# Task details
Please set down the data again exactly, minus the pictures.

+===+

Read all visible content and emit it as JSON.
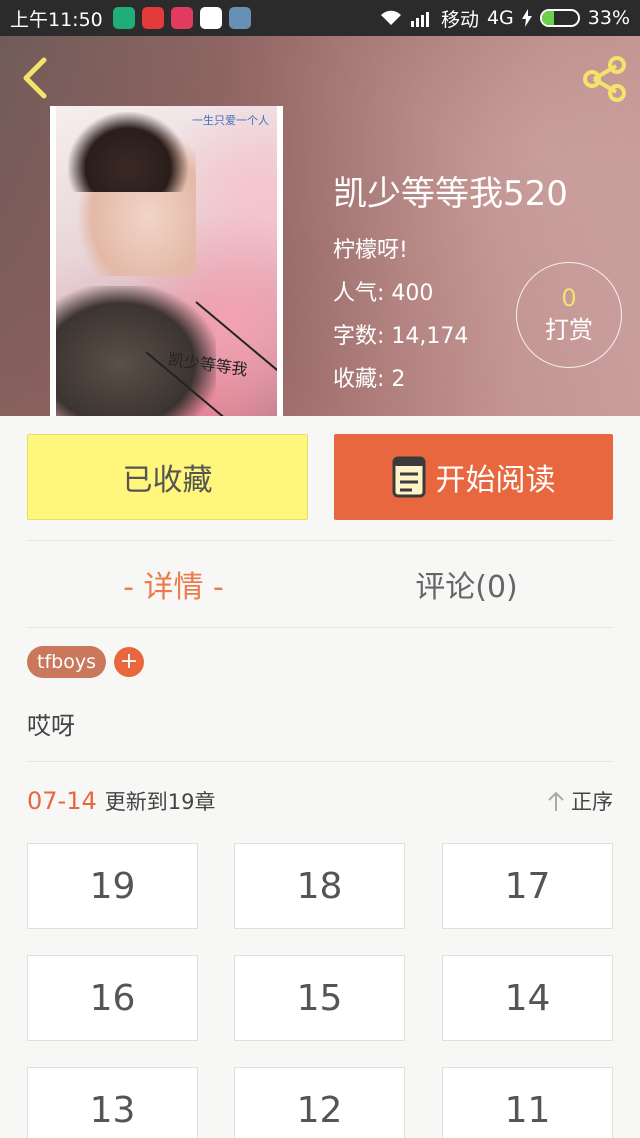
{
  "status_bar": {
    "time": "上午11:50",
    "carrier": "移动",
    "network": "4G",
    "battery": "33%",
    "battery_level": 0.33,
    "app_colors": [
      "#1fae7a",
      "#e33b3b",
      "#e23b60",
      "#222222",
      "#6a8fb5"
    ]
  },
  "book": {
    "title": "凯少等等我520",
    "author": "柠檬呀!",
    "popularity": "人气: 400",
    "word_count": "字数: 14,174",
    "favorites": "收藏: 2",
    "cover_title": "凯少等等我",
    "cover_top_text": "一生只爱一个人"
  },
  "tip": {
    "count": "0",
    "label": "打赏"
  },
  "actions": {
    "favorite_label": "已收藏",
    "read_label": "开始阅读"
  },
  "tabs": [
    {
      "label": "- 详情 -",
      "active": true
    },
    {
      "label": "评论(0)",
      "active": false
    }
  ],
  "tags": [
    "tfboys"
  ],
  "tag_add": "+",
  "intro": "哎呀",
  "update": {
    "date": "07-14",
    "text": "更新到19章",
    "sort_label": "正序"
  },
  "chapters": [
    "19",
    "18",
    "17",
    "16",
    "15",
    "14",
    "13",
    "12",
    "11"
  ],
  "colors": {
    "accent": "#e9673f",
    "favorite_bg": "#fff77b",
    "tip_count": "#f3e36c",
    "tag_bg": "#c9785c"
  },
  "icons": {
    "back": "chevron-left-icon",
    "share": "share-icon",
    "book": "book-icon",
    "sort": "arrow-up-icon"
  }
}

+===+

# Output for this exercise
Read all visible content and emit it as JSON.
{
  "status_bar": {
    "time": "上午11:50",
    "carrier": "移动",
    "network": "4G",
    "battery": "33%",
    "battery_level": 0.33,
    "app_colors": [
      "#1fae7a",
      "#e33b3b",
      "#e23b60",
      "#222222",
      "#6a8fb5"
    ]
  },
  "book": {
    "title": "凯少等等我520",
    "author": "柠檬呀!",
    "popularity": "人气: 400",
    "word_count": "字数: 14,174",
    "favorites": "收藏: 2",
    "cover_title": "凯少等等我",
    "cover_top_text": "一生只爱一个人"
  },
  "tip": {
    "count": "0",
    "label": "打赏"
  },
  "actions": {
    "favorite_label": "已收藏",
    "read_label": "开始阅读"
  },
  "tabs": [
    {
      "label": "- 详情 -",
      "active": true
    },
    {
      "label": "评论(0)",
      "active": false
    }
  ],
  "tags": [
    "tfboys"
  ],
  "tag_add": "+",
  "intro": "哎呀",
  "update": {
    "date": "07-14",
    "text": "更新到19章",
    "sort_label": "正序"
  },
  "chapters": [
    "19",
    "18",
    "17",
    "16",
    "15",
    "14",
    "13",
    "12",
    "11"
  ],
  "colors": {
    "accent": "#e9673f",
    "favorite_bg": "#fff77b",
    "tip_count": "#f3e36c",
    "tag_bg": "#c9785c"
  },
  "icons": {
    "back": "chevron-left-icon",
    "share": "share-icon",
    "book": "book-icon",
    "sort": "arrow-up-icon"
  }
}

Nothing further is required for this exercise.